Glioblastoma multiforme is resistant to conventional anti-tumoral treatments due to its infiltrative nature and capability of relapse; therefore, research efforts focus on characterizing gliomagenesis and identifying molecular targets useful on therapy. New therapeutic strategies are being tested in patients, such as Histone deacetylase inhibitors (HDACi) either alone or in combination with other therapies. Here two HDACi included in clinical trials have been tested, suberanilohydroxamic acid (SAHA) and valproic acid (VPA), to characterize their effects on glioma cell growth in vitro and to determine the molecular changes that promote cancer cell death. We found that both HDACi reduce glioma cell viability, proliferation and clonogenicity. They have multiple effects, such as inducing the production of reactive oxygen species (ROS) and activating the mitochondrial apoptotic pathway, nevertheless cell death is not prevented by the pan-caspase inhibitor Q-VD-OPh. Importantly, we found that HDACi alter cell cycle progression by decreasing the expression of G2 checkpoint kinases Wee1 and checkpoint kinase 1 (Chk1). In addition, HDACi reduce the expression of proteins involved in DNA repair (Rad51), mitotic spindle formation (TPX2) and chromosome segregation (Survivin) in glioma cells and in human glioblastoma multiforme primary cultures. Therefore, HDACi treatment causes glioma cell entry into mitosis before DNA damage could be repaired and to the formation of an aberrant mitotic spindle that results in glioma cell death through mitotic catastrophe-induced apoptosis.

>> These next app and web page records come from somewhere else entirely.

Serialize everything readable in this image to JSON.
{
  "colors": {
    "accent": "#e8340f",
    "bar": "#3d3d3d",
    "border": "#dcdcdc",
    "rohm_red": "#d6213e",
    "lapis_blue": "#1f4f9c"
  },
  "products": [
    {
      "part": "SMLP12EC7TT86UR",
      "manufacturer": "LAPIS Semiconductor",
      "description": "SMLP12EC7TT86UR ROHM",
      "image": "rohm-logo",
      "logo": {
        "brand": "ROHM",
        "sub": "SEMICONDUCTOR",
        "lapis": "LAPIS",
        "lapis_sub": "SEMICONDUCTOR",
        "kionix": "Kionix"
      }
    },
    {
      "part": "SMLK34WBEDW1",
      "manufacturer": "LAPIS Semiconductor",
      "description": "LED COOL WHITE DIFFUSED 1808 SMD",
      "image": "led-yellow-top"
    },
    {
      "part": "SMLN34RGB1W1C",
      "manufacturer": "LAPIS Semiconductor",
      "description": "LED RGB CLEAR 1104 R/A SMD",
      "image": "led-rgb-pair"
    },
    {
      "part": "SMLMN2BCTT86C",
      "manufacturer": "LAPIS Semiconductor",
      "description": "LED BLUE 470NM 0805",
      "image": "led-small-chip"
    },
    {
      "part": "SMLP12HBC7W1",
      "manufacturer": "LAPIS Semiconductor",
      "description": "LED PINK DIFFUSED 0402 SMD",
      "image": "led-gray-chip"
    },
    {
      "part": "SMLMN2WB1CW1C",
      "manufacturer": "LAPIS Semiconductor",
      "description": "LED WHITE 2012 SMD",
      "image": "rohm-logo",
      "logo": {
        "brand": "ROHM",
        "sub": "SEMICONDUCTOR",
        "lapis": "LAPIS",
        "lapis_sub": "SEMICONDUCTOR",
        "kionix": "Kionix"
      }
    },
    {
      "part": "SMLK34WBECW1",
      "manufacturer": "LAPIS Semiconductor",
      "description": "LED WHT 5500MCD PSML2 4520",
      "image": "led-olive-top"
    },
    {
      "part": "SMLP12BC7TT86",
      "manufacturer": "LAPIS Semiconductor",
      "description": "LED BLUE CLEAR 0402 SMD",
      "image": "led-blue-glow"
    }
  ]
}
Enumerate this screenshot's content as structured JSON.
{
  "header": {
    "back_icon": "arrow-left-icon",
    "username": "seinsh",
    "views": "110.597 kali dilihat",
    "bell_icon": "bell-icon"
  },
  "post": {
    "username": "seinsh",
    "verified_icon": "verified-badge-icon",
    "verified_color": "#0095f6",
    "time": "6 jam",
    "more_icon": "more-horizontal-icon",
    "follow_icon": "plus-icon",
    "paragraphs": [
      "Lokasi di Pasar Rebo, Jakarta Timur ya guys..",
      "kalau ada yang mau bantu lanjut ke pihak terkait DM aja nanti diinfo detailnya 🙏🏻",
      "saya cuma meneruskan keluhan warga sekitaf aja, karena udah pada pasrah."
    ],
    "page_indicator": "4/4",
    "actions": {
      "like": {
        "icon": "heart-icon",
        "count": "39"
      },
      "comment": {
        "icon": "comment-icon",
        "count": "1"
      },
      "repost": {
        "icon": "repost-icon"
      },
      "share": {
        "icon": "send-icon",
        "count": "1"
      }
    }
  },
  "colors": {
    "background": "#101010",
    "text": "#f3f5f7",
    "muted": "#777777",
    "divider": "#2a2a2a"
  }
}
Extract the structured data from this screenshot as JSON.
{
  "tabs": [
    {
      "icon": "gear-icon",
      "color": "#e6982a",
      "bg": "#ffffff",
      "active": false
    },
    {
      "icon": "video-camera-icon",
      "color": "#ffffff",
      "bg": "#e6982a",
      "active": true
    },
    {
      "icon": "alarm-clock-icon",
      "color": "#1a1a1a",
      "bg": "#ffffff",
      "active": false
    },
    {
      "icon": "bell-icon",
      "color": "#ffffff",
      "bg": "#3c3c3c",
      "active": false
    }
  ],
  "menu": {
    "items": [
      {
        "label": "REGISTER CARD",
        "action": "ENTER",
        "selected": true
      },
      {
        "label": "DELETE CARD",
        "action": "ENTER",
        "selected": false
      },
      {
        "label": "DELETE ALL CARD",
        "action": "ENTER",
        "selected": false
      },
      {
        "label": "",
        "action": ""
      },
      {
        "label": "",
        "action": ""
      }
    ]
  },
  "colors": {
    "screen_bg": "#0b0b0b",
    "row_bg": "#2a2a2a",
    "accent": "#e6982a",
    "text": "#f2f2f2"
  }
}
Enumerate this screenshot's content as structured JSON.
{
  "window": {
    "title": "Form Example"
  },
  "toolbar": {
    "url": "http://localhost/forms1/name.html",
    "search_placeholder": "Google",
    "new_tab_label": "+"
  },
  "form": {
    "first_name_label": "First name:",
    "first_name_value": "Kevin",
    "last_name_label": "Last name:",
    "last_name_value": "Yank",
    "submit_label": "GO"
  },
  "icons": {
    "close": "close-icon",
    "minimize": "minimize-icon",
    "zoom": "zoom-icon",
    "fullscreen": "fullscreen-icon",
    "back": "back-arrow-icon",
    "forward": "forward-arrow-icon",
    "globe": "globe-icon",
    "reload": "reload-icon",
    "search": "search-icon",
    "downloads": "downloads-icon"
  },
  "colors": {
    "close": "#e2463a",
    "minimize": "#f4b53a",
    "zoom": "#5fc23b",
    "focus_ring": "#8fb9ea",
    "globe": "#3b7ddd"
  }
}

doi:10.1038/cddis.2014.412
PMCID: PMC4237242  PMID: 25275596

Results 1-25 (126)